As most Ohio basketball fans know, John Stovall is an athority when it comes to boys hoops in the state. With his role with Nike, ESPN and Prep Spotlight, Stovall understands the inner working of travel basketball and what college coaches are looking for in recruites. Below Stovall offers several tips that may prove helpful to aspiring ballers. Feel free to share you comments and questions in the "comments" section below.
1) Be open, friendly and grateful to any college that contacts you. It is truly a blessing! First, you don't want to burn any bridges. Your goal should be to go to school for free despite the level. Second, the basketball community is very small. People and coaches talk. You don't want to be the family that has a bad or rude reputation.
2) Not counting academics (which should be priority one) your basketball goal should be to play once you get to college. Level is overrated. If you want to be a Pro it will never happen if you are not playing 30 minutes a game. A player at a D3 level school that scores 1500 points for his college career has a better chance at having some type of professional career than a player at a high major school that sits the bench for 4 years. It is better to have a great college experience even if you have to play at a "smaller" school. The key is to play! That's my opinion.....you have to make your own.
3) The level chooses you...you don't choose the level. In other words if you think you are D1 and there are only D2 schools recruiting you then guess what.....you are D2!! It's still school for free! You are 1 of a very few players (generally 40 to 60 per year) in Ohio that gets a basketball scholarship. Be happy and embrace it! If you tell D2 schools you are not interested and that is all that has offered you a scholarship you are making a mistake. You could end up with nothing. Recruiting is like dating for women. It is best to go with the guy that wants you and shows he cares for you. When they pursue a guy that has not shown any interest it normally does not turn out very good. Go where you are truly wanted.

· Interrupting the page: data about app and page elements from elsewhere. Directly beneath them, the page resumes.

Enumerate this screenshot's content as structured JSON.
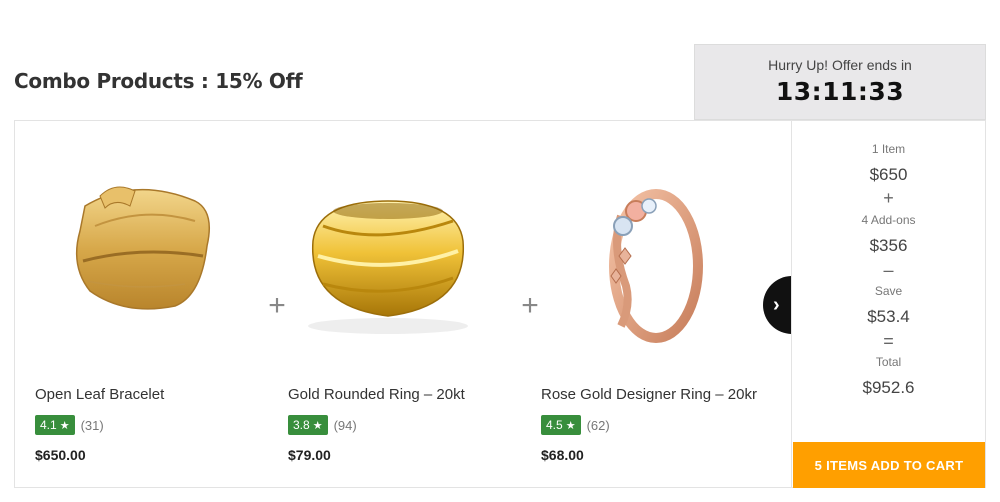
{
  "heading": "Combo Products : 15% Off",
  "timer": {
    "caption": "Hurry Up! Offer ends in",
    "value": "13:11:33"
  },
  "products": [
    {
      "name": "Open Leaf Bracelet",
      "rating": "4.1",
      "reviews": "(31)",
      "price": "$650.00",
      "icon": "bracelet-image"
    },
    {
      "name": "Gold Rounded Ring – 20kt",
      "rating": "3.8",
      "reviews": "(94)",
      "price": "$79.00",
      "icon": "gold-ring-image"
    },
    {
      "name": "Rose Gold Designer Ring – 20kr",
      "rating": "4.5",
      "reviews": "(62)",
      "price": "$68.00",
      "icon": "rose-gold-ring-image"
    }
  ],
  "symbols": {
    "plus": "+",
    "star": "★",
    "next": "›",
    "minus": "–",
    "equals": "="
  },
  "summary": {
    "items_label": "1 Item",
    "items_amount": "$650",
    "addons_label": "4 Add-ons",
    "addons_amount": "$356",
    "save_label": "Save",
    "save_amount": "$53.4",
    "total_label": "Total",
    "total_amount": "$952.6"
  },
  "cart_button": "5 ITEMS ADD TO CART",
  "colors": {
    "accent": "#ff9f00",
    "rating": "#388e3c",
    "timer_bg": "#e9e8ea"
  }
}
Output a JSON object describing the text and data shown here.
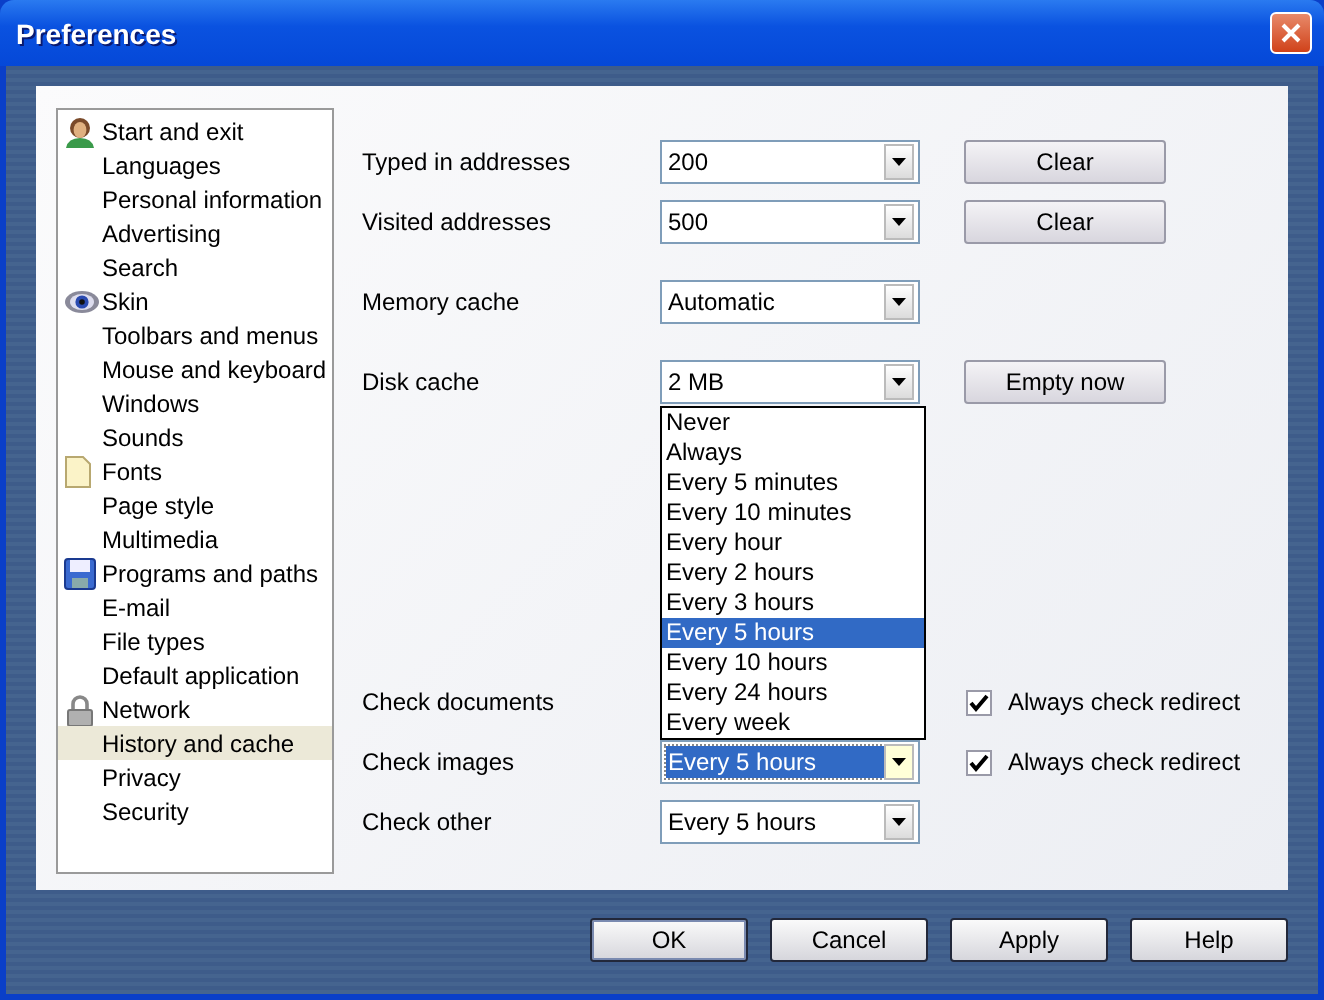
{
  "window": {
    "title": "Preferences"
  },
  "sidebar": {
    "groups": [
      {
        "label": "Start and exit",
        "selected": false,
        "children": [
          {
            "label": "Languages",
            "selected": false
          },
          {
            "label": "Personal information",
            "selected": false
          },
          {
            "label": "Advertising",
            "selected": false
          },
          {
            "label": "Search",
            "selected": false
          }
        ]
      },
      {
        "label": "Skin",
        "selected": false,
        "children": [
          {
            "label": "Toolbars and menus",
            "selected": false
          },
          {
            "label": "Mouse and keyboard",
            "selected": false
          },
          {
            "label": "Windows",
            "selected": false
          },
          {
            "label": "Sounds",
            "selected": false
          }
        ]
      },
      {
        "label": "Fonts",
        "selected": false,
        "children": [
          {
            "label": "Page style",
            "selected": false
          },
          {
            "label": "Multimedia",
            "selected": false
          }
        ]
      },
      {
        "label": "Programs and paths",
        "selected": false,
        "children": [
          {
            "label": "E-mail",
            "selected": false
          },
          {
            "label": "File types",
            "selected": false
          },
          {
            "label": "Default application",
            "selected": false
          }
        ]
      },
      {
        "label": "Network",
        "selected": false,
        "children": [
          {
            "label": "History and cache",
            "selected": true
          },
          {
            "label": "Privacy",
            "selected": false
          },
          {
            "label": "Security",
            "selected": false
          }
        ]
      }
    ]
  },
  "sections": [
    [
      {
        "label": "Typed in addresses",
        "value": "200",
        "focused": false,
        "button": "Clear"
      },
      {
        "label": "Visited addresses",
        "value": "500",
        "focused": false,
        "button": "Clear"
      }
    ],
    [
      {
        "label": "Memory cache",
        "value": "Automatic",
        "focused": false
      }
    ],
    [
      {
        "label": "Disk cache",
        "value": "2 MB",
        "focused": false,
        "button": "Empty now"
      }
    ],
    [
      {
        "label": "Check documents",
        "checkbox": {
          "label": "Always check redirect",
          "checked": true
        }
      },
      {
        "label": "Check images",
        "value": "Every 5 hours",
        "focused": true,
        "checkbox": {
          "label": "Always check redirect",
          "checked": true
        },
        "dropdown": [
          {
            "label": "Never",
            "selected": false
          },
          {
            "label": "Always",
            "selected": false
          },
          {
            "label": "Every 5 minutes",
            "selected": false
          },
          {
            "label": "Every 10 minutes",
            "selected": false
          },
          {
            "label": "Every hour",
            "selected": false
          },
          {
            "label": "Every 2 hours",
            "selected": false
          },
          {
            "label": "Every 3 hours",
            "selected": false
          },
          {
            "label": "Every 5 hours",
            "selected": true
          },
          {
            "label": "Every 10 hours",
            "selected": false
          },
          {
            "label": "Every 24 hours",
            "selected": false
          },
          {
            "label": "Every week",
            "selected": false
          }
        ]
      },
      {
        "label": "Check other",
        "value": "Every 5 hours",
        "focused": false
      }
    ]
  ],
  "buttons": [
    {
      "label": "OK",
      "default": true
    },
    {
      "label": "Cancel",
      "default": false
    },
    {
      "label": "Apply",
      "default": false
    },
    {
      "label": "Help",
      "default": false
    }
  ]
}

4) If possible be sure to go to practice before choosing a school. It gives you some idea of what the environment will be like.
5) As soon as possible during the recruiting process have the schools you are interested in examine your transcript and let you know what you need to do qualify academically as well as what is needed to gain admittance to the school. The sooner you have this information the better. Even being a freshman is not too soon.
6) Letters from schools does not constitute being recruited. You are not being recruited until a school actually calls you. Even that isn't that significant. It only counts once they put money on the table..ie...offer you a scholarship. My advice is to stay totally open and only count those schools that actually offer you a scholarship.
Please send any questions you may have to Mr. Taylor. I will answer as many as I can. I hope this helps. I will write some summer basketball suggestions soon.
Thanks for "listening."